First published in 2011, the CALP Glossary is designed to facilitate a common understanding and harmonized use of terms and definitions for cash and voucher assistance (CVA). 

It should be noted that these definitions apply to the use of CVA in humanitarian programming and may not reflect how some terms are understood in other contexts or by other audiences. 

The glossary, last updated in 2023, is available in Arabic, English, French and Spanish in both an online and PDF format. 

It is also available in German and Portuguese but in a PDF format only. 


Showing 5 of 182 Glossary terms

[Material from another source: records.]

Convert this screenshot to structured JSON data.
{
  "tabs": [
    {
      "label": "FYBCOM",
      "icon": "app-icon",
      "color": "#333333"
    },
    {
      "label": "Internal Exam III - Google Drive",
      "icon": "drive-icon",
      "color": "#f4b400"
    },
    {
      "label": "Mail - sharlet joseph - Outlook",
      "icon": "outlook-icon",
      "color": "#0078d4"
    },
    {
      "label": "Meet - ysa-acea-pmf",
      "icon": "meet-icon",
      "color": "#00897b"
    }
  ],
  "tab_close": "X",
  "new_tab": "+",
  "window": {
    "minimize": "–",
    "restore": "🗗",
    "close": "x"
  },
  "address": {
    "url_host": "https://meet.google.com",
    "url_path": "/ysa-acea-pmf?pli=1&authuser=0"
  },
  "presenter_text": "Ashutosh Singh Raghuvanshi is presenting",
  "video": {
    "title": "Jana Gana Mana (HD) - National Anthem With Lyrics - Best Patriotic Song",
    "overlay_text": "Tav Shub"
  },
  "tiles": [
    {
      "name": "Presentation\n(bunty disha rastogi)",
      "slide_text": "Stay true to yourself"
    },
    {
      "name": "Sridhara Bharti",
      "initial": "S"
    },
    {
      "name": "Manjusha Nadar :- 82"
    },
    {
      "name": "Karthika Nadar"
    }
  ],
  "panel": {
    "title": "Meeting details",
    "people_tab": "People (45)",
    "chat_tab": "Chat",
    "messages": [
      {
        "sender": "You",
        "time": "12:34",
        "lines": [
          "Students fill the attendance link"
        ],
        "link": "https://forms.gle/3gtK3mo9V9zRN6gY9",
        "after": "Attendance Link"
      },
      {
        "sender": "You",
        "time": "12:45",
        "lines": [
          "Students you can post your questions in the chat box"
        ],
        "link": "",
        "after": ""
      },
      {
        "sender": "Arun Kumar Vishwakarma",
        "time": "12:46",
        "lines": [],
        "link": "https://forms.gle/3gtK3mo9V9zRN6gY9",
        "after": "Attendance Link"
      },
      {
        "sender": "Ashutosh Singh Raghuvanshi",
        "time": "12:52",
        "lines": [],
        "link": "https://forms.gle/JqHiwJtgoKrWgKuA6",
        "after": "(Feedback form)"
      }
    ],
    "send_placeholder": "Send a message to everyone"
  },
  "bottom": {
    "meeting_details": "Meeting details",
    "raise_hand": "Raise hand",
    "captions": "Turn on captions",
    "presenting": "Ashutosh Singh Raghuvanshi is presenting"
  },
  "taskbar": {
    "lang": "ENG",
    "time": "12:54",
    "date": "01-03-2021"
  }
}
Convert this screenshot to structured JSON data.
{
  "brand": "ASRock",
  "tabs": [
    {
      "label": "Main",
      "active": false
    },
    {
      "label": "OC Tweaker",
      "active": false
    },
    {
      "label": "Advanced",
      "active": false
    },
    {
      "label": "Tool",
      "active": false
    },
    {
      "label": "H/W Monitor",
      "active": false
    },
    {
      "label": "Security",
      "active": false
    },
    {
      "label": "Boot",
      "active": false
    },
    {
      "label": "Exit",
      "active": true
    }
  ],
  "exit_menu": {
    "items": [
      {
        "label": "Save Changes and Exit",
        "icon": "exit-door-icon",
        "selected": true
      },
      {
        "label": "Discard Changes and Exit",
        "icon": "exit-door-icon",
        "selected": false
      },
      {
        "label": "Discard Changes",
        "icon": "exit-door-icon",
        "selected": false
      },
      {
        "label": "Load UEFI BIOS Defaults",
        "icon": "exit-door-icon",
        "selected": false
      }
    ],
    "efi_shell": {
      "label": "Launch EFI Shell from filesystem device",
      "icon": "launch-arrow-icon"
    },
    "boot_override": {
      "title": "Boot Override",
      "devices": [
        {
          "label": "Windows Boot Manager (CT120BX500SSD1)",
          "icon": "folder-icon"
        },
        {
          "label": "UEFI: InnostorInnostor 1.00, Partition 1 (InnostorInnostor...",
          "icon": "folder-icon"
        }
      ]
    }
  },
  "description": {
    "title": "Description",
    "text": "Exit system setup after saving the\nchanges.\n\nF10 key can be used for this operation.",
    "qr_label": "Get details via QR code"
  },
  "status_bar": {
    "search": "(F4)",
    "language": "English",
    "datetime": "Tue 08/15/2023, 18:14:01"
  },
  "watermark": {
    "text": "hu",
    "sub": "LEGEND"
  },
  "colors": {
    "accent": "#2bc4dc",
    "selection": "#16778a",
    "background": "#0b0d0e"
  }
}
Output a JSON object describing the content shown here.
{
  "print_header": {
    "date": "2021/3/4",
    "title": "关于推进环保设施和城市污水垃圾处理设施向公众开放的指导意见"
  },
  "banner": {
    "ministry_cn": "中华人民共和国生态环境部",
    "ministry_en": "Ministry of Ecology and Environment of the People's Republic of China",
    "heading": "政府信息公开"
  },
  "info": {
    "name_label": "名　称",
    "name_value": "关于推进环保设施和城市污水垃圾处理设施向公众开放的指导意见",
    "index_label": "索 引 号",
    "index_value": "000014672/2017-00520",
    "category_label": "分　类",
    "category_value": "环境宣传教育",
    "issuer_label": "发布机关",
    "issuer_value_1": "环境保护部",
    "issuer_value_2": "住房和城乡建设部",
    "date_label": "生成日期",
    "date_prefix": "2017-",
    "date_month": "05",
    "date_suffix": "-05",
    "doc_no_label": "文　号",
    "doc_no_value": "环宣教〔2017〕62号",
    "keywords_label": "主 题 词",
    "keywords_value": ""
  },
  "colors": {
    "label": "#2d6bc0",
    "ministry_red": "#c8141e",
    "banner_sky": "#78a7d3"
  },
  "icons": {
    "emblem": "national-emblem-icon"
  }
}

Labelling is the naming of a cash intervention in terms of the objectives the implementing organization aims to achieve (e.g., cash for shelter) and associated messaging to remind people why they are receiving the cash transfers and influence their spending accordingly. Within social protection programming this type of approach is often called ‘soft conditionality’ . Labelling might also be done in combination with other complementary programming activities. Sector-specific cash interventions are often labelled and might actively encourage recipients to spend the cash on items or services which will contribute to achieving sectoral objectives.

Labour Market Analysis

Labour market analysis is about understanding the constraints, capabilities and potential to expand labour opportunities within the market system. In humanitarian contexts, this includes consideration of how target populations in particular access the labour markets and how to strengthen and support existing market actors [Labour Market Analysis in Humanitarian Contexts]

Labour Market System

A labour market system is a market system within which people sell their labour (supply), and others buy this labour (demand).

[Adapted from Labour Market Analysis in Humanitarian Contexts]


Liquidity refers to the ease with which an asset can be converted into ready cash without affecting its market price – i.e., the extent to which something can be quickly bought or sold at a price reflecting its intrinsic value. The most liquid asset of all is cash itself. Liquidity is also used to refer to the availability of cash (banknotes and coins) in an economy, as well as to how easy people can borrow/lend money.
A liquidity crisis is a financial situation characterized by a lack of cash or easily-convertible-to ash assets on hand across many businesses or financial institutions simultaneously. In contexts of depreciation , governments can impose cash withdrawal caps limiting the amount that account holders can withdraw. This can restrict the options available for humanitarian organisations to deliver cash assistance and make payments to providers.

[Partially adapted from Investopedia]

Load Volume

For prepaid cards or mobile money, the total amount to be loaded onto cards or mobile wallets. This is also known as “payment volume.” but payment volume may also refer to the amount spent by card/wallet holders.